Recently, diffusion models have been used to solve various inverse problems for medical imaging applications in an unsupervised manner. However, the current solvers, which recursively apply a reverse diffusion step followed by a measurement consistency step, often produce sub-optimal results. By studying the generative sampling path, we show that current solvers throw the sample path off the data manifold, and hence the error accumulates. Furthermore, diffusion models are inherently slow to sample from, needing few thousand steps of iteration to generate images from pure Gaussian noise. In this talk, we show that starting from Gaussian noise is unnecessary. Instead, starting from a single forward diffusion with better initialization significantly reduces the number of sampling steps in the reverse conditional diffusion. This phenomenon is formally explained by the contraction theory of the stochastic difference equations like our conditional diffusion strategy - the alternating applications of reverse diffusion followed by a non-expansive data consistency step. Furthermore, we propose an additional correction term inspired by the manifold constraint, which can be used synergistically with the previous solvers to make the iterations close to the manifold. Experimental results with image inpainting, and compressed sensing MRI and sparse-view CT demonstrate that our method can achieve state-of-the-art reconstruction performance at significantly reduced sampling steps.
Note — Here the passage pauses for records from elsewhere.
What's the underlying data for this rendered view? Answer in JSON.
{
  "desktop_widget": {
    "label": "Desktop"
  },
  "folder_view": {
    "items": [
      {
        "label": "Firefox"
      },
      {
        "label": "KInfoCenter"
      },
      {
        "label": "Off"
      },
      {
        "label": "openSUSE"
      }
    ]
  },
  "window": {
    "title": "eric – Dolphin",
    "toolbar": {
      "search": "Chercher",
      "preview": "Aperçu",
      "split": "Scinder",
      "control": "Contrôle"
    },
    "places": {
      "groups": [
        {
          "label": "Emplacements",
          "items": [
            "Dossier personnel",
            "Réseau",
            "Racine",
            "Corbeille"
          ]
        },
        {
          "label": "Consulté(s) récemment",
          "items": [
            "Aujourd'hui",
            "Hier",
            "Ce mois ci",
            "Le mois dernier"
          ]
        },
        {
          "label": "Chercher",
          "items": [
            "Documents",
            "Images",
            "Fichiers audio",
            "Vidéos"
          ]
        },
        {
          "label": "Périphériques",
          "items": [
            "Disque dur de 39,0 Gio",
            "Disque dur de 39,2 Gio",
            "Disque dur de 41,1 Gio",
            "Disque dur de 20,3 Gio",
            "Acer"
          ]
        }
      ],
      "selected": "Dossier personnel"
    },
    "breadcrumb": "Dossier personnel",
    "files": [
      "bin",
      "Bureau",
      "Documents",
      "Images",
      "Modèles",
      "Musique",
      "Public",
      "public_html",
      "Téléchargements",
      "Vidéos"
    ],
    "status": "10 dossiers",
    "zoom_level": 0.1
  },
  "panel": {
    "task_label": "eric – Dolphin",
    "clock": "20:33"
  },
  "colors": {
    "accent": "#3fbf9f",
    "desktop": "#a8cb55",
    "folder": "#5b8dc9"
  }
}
Jong Chul Ye is a Professor of the Kim Jaechul Graduate School of Artificial Intelligence (AI) of Korea Advanced Institute of Science and Technology (KAIST), Korea. He received the B.Sc. and M.Sc. degrees from Seoul National University, Korea, and the Ph.D. from Purdue University, West Lafayette. Before joining KAIST, he worked at Philips Research and GE Global Research in New York. He has served as an associate editor of IEEE Trans. on Image Processing, and an editorial board member for Magnetic Resonance in Medicine. He is currently an associate editor for IEEE Trans. on Medical Imaging, and a Senior Editor of IEEE Signal Processing Magazine. He is an IEEE Fellow, was the Chair of IEEE SPS Computational Imaging TC, and IEEE EMBS Distinguished Lecturer. He was a General Cochair (with Mathews Jacob) for IEEE Symp. On Biomedical Imaging (ISBI) 2020. His research interest is in machine learning for biomedical imaging and computer vision.